Medicines that help people stop using opioids are heavily regulated, and people seeking them usually have to navigate in-person doctor visits, daily stops at a clinic, frequent urine tests, and other requirements that derail or discourage many.
But, in response to the coronavirus pandemic, federal officials have loosened rules for the medications methadone and buprenorphine, in order to limit in-person contact between providers and patients.
The result is an experiment some experts have been seeking for years: making medicines for opioid addiction more easily available, then seeing whether that results in more people getting, and staying in, treatment.
"We think we're seeing beneficial things, but we want to formally test them to find out the positives and negatives," said Caleb Banta-Green, principal research scientist at the University of Washington's Alcohol and Drug Abuse Institute. "Are we able to get more people in care? Are we able to keep them in care longer?"
Methadone and buprenorphine are opioid medications that can be prescribed to help people stop using other opioids, such as heroin.
One rule change by the federal Substance Abuse and Mental Health Services Administration, or SAMHSA, allows doctors to prescribe buprenorphine virtually, without seeing the patient in person.
Banta-Green said, previously, patients had to schedule a face-to-face meeting with one of the relatively few doctors authorized to prescribe buprenorphine to treat addiction.
"Many people are not able, in the midst of their opiate addiction, to get to the two or three or four appointments they have to get to to finally get the medication," he said.
For buprenorphine patients who have access to phones for telehealth appointments, he said, there are signs no-show rates for follow-up appointments are "plummeting," meaning more patients are sticking with treatment.
But patients who are homeless and can't access telehealth, he said, aren't able to reap the benefits.
Another rule change by SAMHSA allows providers to give out 14-day or 28-day supplies of methadone to some patients during the pandemic. Usually, methadone patients have to show up at a clinic to take their dose under supervision six days a week until they're considered "stable" enough to take home multi-day supplies of the medication.
Banta-Green said the rules, in part, are a safety measure since methadone is a powerful opioid that can be dangerous for patients and people they live with.
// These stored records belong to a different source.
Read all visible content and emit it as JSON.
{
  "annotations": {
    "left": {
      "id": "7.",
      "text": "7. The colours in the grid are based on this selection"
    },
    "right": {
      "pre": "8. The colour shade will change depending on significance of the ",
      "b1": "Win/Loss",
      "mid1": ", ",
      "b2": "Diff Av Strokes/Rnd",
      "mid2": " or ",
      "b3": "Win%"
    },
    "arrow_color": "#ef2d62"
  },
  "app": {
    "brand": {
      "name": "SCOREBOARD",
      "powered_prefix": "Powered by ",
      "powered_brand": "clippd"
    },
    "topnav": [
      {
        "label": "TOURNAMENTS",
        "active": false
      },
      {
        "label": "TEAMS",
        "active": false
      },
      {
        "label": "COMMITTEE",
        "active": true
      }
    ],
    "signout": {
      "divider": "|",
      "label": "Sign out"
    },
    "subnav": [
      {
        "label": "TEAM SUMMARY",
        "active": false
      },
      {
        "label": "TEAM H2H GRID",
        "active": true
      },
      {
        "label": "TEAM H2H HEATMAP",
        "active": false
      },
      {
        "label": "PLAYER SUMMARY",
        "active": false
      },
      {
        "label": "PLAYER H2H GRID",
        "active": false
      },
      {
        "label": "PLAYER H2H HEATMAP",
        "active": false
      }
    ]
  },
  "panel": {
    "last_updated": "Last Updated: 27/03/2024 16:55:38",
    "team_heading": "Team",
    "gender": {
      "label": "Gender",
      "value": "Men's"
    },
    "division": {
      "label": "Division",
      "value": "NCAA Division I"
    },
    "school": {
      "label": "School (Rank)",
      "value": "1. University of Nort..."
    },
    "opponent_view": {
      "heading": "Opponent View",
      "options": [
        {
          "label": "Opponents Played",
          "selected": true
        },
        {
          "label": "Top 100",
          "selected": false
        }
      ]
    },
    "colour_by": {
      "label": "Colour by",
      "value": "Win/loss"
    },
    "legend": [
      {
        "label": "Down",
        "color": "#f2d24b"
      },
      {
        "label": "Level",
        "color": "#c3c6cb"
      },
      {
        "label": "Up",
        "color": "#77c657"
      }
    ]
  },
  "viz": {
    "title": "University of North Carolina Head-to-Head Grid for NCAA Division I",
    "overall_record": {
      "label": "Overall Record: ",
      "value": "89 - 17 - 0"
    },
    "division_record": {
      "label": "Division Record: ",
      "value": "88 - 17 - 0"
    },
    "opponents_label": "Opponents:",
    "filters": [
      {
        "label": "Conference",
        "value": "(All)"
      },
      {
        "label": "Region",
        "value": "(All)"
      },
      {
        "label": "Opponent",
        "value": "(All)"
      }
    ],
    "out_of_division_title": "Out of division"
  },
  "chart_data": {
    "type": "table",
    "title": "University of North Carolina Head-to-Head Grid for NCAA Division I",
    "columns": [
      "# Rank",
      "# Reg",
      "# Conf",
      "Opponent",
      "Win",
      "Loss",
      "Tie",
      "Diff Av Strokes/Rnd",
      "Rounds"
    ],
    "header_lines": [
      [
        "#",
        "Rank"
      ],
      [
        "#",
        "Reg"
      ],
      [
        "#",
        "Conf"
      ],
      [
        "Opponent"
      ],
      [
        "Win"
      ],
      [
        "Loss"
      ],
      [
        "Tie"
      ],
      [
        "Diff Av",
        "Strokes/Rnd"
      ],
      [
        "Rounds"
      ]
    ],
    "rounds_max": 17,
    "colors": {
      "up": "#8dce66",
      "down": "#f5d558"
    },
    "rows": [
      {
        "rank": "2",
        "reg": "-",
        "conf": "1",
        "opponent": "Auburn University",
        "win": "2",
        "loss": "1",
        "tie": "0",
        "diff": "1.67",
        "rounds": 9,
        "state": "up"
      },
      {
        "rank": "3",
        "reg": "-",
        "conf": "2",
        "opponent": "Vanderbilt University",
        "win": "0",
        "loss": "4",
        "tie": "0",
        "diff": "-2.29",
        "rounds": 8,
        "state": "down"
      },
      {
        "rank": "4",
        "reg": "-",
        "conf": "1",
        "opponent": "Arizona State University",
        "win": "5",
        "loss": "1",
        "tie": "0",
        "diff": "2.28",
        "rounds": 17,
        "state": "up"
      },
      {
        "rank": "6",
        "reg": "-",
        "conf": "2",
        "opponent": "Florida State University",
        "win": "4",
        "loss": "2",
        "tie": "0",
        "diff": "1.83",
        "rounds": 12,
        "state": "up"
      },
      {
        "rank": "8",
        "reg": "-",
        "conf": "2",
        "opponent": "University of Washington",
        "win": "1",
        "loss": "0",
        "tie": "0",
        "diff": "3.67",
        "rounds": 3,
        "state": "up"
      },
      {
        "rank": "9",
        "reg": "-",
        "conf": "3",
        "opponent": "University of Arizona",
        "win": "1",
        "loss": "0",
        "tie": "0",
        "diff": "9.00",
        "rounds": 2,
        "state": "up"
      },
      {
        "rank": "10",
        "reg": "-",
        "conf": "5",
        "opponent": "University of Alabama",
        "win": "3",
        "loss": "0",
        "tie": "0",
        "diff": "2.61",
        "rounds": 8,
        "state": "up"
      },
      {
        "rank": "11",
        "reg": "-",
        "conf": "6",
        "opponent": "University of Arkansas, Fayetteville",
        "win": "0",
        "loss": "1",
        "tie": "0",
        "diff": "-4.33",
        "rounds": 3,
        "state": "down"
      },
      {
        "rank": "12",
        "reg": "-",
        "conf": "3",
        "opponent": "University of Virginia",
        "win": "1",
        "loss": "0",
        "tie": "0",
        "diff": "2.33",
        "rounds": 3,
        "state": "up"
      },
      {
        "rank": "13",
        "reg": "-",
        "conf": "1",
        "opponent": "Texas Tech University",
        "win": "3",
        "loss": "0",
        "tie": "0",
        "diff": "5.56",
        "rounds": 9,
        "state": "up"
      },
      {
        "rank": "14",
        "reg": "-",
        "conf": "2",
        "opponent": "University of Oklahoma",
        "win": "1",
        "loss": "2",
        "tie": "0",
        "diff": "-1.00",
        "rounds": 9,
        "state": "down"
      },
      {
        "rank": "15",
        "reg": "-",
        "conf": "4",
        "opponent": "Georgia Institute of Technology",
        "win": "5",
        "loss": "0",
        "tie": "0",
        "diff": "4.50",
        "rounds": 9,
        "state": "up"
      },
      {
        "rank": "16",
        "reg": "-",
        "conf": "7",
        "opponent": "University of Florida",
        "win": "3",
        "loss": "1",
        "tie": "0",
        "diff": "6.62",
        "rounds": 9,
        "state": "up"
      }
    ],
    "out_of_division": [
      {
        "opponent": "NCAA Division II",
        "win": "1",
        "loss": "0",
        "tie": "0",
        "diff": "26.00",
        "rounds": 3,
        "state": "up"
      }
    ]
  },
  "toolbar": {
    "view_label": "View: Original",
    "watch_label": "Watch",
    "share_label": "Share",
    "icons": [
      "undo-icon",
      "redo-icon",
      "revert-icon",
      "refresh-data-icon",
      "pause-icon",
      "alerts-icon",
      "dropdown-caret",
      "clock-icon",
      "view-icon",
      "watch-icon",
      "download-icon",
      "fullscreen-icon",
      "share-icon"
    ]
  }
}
But he said he believes there's an element of stigma as well.
"There is this, in my opinion, kind of this control aspect to it: 'These are people who are addicted, addicted people are bad and untrustworthy, and therefore we're going to control their access to this medication because they don't deserve to be able to access it in other ways,'" Banta-Green said.
The loosening of restrictions during the pandemic, he said, gives researchers a chance to study whether supplying patients with longer-term supplies of methadone allows more people to access and stick with treatment.
"People have been asking for this for a long, long, long time," Banta-Green said. "The take-home restrictions for methadone, while they're understandable, they've been so onerous and over the top that we really feel like we need to try something different."
Banta-Green is among 12 members of the federal Interagency Substance Use Disorder Coordinating Committee who wrote a letter to federal officials last week asking for the rule changes to stay in place long after the pandemic, possibly for several years, so researchers can study their effects.
But, in other ways, the pandemic's upheaval has made life harder on people with addictions to heroin and similar drugs.
Syringe exchanges, lifelines for people who use heroin, have had to radically change how they operate, severely curtailing their ability to evaluate and connect with patients.
The Tacoma Needle Exchange, the oldest legally-sanctioned syringe exchange in the United States, has closed its drop-in sites around Pierce County and instead uses a van to deliver clean syringes directly to people who need them.
Paul LaKosky, executive director of the Tacoma Needle Exchange, said the number of people the organization serves is down by as much as three-quarters.
And the lack of face-to-face interaction, he said, means it's much harder for the organization to perform its secondary role as a clearinghouse for other forms of help.
"An outreach worker would say, 'Hey, you know that abscess looks really bad, do you want to see a doctor?'" LaKosky said. "Or, 'You sound really bad, do you have a cold or something?’ And we may have referred them for medical services. That’s not happening these days because people aren’t coming up to the site with the same frequency."
The medical and social services offered at the syringe exchange were, in some cases, the only services clients would get, LaKosky said.
"It’s their only link to the broader system of healthcare services," he said. "So if we turn them away there, there’s nowhere that they’re going to be able to access services."
The Tacoma Needle Exchange plans to experiment with re-opening one of its drop-in locations in August, using plexiglass barriers and other distancing measures.
LaKosky says, at that time, staff will get a sense of how many health problems have gone untreated over the past five months.
Another question that remains unanswered is whether the stresses of the pandemic are driving more people to use addictive substances. Banta-Green said there isn't conclusive data, but many of the known reasons people use drugs are present in people’s lives.
"Traumatic events, survival, financial insecurity, emotional escape," he said. "I mean, this is a very traumatizing time. All those things are going on right now."